TASK TO COMPLETE: Copy the whole listing below exactly.

SUPPLIED RECORDS:

- Opening Delimiter -

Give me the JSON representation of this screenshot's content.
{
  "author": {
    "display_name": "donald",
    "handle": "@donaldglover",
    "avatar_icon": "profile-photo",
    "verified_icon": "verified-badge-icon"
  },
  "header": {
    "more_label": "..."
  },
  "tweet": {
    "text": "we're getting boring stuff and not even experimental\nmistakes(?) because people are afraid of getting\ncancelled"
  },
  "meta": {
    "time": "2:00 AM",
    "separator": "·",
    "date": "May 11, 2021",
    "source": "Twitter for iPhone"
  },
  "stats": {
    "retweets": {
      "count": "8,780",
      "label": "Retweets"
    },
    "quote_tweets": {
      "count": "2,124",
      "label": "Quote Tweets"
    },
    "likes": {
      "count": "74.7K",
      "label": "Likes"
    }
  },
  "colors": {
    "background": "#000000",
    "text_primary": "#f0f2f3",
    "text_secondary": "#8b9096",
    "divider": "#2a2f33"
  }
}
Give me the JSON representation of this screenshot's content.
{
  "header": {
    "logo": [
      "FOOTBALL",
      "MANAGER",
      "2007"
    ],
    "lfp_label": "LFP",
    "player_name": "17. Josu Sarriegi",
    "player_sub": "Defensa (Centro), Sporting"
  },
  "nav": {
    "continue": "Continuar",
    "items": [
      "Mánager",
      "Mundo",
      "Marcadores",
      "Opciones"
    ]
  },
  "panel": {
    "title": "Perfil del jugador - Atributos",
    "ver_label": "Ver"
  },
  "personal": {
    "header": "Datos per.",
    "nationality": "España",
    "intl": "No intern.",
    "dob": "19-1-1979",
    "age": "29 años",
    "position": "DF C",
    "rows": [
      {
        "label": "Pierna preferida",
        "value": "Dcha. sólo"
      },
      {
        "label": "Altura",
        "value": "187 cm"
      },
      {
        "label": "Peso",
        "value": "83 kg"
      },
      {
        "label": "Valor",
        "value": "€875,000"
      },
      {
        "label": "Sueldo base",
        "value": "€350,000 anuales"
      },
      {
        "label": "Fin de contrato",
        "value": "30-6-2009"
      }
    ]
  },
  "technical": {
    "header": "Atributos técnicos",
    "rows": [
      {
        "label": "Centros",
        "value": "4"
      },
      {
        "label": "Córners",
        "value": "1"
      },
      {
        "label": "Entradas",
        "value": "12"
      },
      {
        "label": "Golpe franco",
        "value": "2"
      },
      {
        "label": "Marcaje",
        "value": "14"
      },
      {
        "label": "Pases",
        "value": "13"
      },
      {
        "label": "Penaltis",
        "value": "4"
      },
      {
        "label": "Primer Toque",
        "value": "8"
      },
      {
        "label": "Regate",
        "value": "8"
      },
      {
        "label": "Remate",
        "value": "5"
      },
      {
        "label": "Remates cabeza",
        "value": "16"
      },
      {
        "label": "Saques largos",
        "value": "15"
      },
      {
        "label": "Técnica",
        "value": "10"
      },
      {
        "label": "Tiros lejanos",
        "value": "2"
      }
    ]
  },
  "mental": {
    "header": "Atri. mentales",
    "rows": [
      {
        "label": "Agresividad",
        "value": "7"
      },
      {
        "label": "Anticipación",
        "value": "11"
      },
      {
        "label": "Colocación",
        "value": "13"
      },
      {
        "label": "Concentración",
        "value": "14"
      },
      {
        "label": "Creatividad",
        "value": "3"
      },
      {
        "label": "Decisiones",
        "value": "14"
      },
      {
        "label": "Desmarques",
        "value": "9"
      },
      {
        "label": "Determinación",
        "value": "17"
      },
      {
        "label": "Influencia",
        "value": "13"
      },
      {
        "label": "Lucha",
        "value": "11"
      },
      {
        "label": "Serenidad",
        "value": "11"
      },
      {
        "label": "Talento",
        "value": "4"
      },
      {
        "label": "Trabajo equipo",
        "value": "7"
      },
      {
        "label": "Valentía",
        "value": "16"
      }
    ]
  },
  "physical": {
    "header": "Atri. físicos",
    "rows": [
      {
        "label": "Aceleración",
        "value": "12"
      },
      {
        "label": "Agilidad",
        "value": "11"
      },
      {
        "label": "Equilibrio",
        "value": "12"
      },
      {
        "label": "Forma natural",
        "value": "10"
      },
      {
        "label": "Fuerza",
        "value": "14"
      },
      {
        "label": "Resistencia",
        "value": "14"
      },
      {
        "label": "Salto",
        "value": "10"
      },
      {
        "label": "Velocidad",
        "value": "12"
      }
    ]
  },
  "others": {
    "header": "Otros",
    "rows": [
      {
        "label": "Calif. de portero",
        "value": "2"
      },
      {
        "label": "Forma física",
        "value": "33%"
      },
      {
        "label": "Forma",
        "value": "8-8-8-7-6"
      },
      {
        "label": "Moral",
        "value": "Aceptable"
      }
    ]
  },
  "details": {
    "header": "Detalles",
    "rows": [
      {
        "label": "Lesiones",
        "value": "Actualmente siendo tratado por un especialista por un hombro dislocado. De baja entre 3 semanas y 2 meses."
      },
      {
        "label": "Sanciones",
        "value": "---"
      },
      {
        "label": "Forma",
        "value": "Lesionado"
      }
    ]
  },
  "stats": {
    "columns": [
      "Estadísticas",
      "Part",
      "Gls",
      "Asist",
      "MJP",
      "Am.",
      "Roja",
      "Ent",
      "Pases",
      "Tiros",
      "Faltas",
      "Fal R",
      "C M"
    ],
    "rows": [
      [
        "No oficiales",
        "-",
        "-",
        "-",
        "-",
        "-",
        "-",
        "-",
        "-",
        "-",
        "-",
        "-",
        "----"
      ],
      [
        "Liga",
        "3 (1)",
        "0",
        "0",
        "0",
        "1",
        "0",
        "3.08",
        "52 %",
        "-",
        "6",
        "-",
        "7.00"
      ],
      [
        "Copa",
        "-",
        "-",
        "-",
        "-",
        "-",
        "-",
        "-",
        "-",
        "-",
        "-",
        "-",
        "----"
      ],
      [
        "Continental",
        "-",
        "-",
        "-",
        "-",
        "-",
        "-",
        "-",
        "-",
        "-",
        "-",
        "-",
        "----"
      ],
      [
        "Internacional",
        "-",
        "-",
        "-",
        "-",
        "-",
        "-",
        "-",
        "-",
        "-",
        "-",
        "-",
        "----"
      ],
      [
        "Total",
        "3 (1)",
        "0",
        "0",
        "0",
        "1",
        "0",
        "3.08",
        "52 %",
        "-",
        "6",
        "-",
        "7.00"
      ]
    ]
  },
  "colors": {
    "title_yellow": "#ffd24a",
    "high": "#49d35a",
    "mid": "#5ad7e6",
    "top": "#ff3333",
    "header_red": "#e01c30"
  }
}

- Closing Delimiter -

SOLUTION TO THIS PROBLEM:
Give me the JSON representation of this screenshot's content.
{
  "author": {
    "display_name": "donald",
    "handle": "@donaldglover",
    "avatar_icon": "profile-photo",
    "verified_icon": "verified-badge-icon"
  },
  "header": {
    "more_label": "..."
  },
  "tweet": {
    "text": "we're getting boring stuff and not even experimental\nmistakes(?) because people are afraid of getting\ncancelled"
  },
  "meta": {
    "time": "2:00 AM",
    "separator": "·",
    "date": "May 11, 2021",
    "source": "Twitter for iPhone"
  },
  "stats": {
    "retweets": {
      "count": "8,780",
      "label": "Retweets"
    },
    "quote_tweets": {
      "count": "2,124",
      "label": "Quote Tweets"
    },
    "likes": {
      "count": "74.7K",
      "label": "Likes"
    }
  },
  "colors": {
    "background": "#000000",
    "text_primary": "#f0f2f3",
    "text_secondary": "#8b9096",
    "divider": "#2a2f33"
  }
}
Give me the JSON representation of this screenshot's content.
{
  "header": {
    "logo": [
      "FOOTBALL",
      "MANAGER",
      "2007"
    ],
    "lfp_label": "LFP",
    "player_name": "17. Josu Sarriegi",
    "player_sub": "Defensa (Centro), Sporting"
  },
  "nav": {
    "continue": "Continuar",
    "items": [
      "Mánager",
      "Mundo",
      "Marcadores",
      "Opciones"
    ]
  },
  "panel": {
    "title": "Perfil del jugador - Atributos",
    "ver_label": "Ver"
  },
  "personal": {
    "header": "Datos per.",
    "nationality": "España",
    "intl": "No intern.",
    "dob": "19-1-1979",
    "age": "29 años",
    "position": "DF C",
    "rows": [
      {
        "label": "Pierna preferida",
        "value": "Dcha. sólo"
      },
      {
        "label": "Altura",
        "value": "187 cm"
      },
      {
        "label": "Peso",
        "value": "83 kg"
      },
      {
        "label": "Valor",
        "value": "€875,000"
      },
      {
        "label": "Sueldo base",
        "value": "€350,000 anuales"
      },
      {
        "label": "Fin de contrato",
        "value": "30-6-2009"
      }
    ]
  },
  "technical": {
    "header": "Atributos técnicos",
    "rows": [
      {
        "label": "Centros",
        "value": "4"
      },
      {
        "label": "Córners",
        "value": "1"
      },
      {
        "label": "Entradas",
        "value": "12"
      },
      {
        "label": "Golpe franco",
        "value": "2"
      },
      {
        "label": "Marcaje",
        "value": "14"
      },
      {
        "label": "Pases",
        "value": "13"
      },
      {
        "label": "Penaltis",
        "value": "4"
      },
      {
        "label": "Primer Toque",
        "value": "8"
      },
      {
        "label": "Regate",
        "value": "8"
      },
      {
        "label": "Remate",
        "value": "5"
      },
      {
        "label": "Remates cabeza",
        "value": "16"
      },
      {
        "label": "Saques largos",
        "value": "15"
      },
      {
        "label": "Técnica",
        "value": "10"
      },
      {
        "label": "Tiros lejanos",
        "value": "2"
      }
    ]
  },
  "mental": {
    "header": "Atri. mentales",
    "rows": [
      {
        "label": "Agresividad",
        "value": "7"
      },
      {
        "label": "Anticipación",
        "value": "11"
      },
      {
        "label": "Colocación",
        "value": "13"
      },
      {
        "label": "Concentración",
        "value": "14"
      },
      {
        "label": "Creatividad",
        "value": "3"
      },
      {
        "label": "Decisiones",
        "value": "14"
      },
      {
        "label": "Desmarques",
        "value": "9"
      },
      {
        "label": "Determinación",
        "value": "17"
      },
      {
        "label": "Influencia",
        "value": "13"
      },
      {
        "label": "Lucha",
        "value": "11"
      },
      {
        "label": "Serenidad",
        "value": "11"
      },
      {
        "label": "Talento",
        "value": "4"
      },
      {
        "label": "Trabajo equipo",
        "value": "7"
      },
      {
        "label": "Valentía",
        "value": "16"
      }
    ]
  },
  "physical": {
    "header": "Atri. físicos",
    "rows": [
      {
        "label": "Aceleración",
        "value": "12"
      },
      {
        "label": "Agilidad",
        "value": "11"
      },
      {
        "label": "Equilibrio",
        "value": "12"
      },
      {
        "label": "Forma natural",
        "value": "10"
      },
      {
        "label": "Fuerza",
        "value": "14"
      },
      {
        "label": "Resistencia",
        "value": "14"
      },
      {
        "label": "Salto",
        "value": "10"
      },
      {
        "label": "Velocidad",
        "value": "12"
      }
    ]
  },
  "others": {
    "header": "Otros",
    "rows": [
      {
        "label": "Calif. de portero",
        "value": "2"
      },
      {
        "label": "Forma física",
        "value": "33%"
      },
      {
        "label": "Forma",
        "value": "8-8-8-7-6"
      },
      {
        "label": "Moral",
        "value": "Aceptable"
      }
    ]
  },
  "details": {
    "header": "Detalles",
    "rows": [
      {
        "label": "Lesiones",
        "value": "Actualmente siendo tratado por un especialista por un hombro dislocado. De baja entre 3 semanas y 2 meses."
      },
      {
        "label": "Sanciones",
        "value": "---"
      },
      {
        "label": "Forma",
        "value": "Lesionado"
      }
    ]
  },
  "stats": {
    "columns": [
      "Estadísticas",
      "Part",
      "Gls",
      "Asist",
      "MJP",
      "Am.",
      "Roja",
      "Ent",
      "Pases",
      "Tiros",
      "Faltas",
      "Fal R",
      "C M"
    ],
    "rows": [
      [
        "No oficiales",
        "-",
        "-",
        "-",
        "-",
        "-",
        "-",
        "-",
        "-",
        "-",
        "-",
        "-",
        "----"
      ],
      [
        "Liga",
        "3 (1)",
        "0",
        "0",
        "0",
        "1",
        "0",
        "3.08",
        "52 %",
        "-",
        "6",
        "-",
        "7.00"
      ],
      [
        "Copa",
        "-",
        "-",
        "-",
        "-",
        "-",
        "-",
        "-",
        "-",
        "-",
        "-",
        "-",
        "----"
      ],
      [
        "Continental",
        "-",
        "-",
        "-",
        "-",
        "-",
        "-",
        "-",
        "-",
        "-",
        "-",
        "-",
        "----"
      ],
      [
        "Internacional",
        "-",
        "-",
        "-",
        "-",
        "-",
        "-",
        "-",
        "-",
        "-",
        "-",
        "-",
        "----"
      ],
      [
        "Total",
        "3 (1)",
        "0",
        "0",
        "0",
        "1",
        "0",
        "3.08",
        "52 %",
        "-",
        "6",
        "-",
        "7.00"
      ]
    ]
  },
  "colors": {
    "title_yellow": "#ffd24a",
    "high": "#49d35a",
    "mid": "#5ad7e6",
    "top": "#ff3333",
    "header_red": "#e01c30"
  }
}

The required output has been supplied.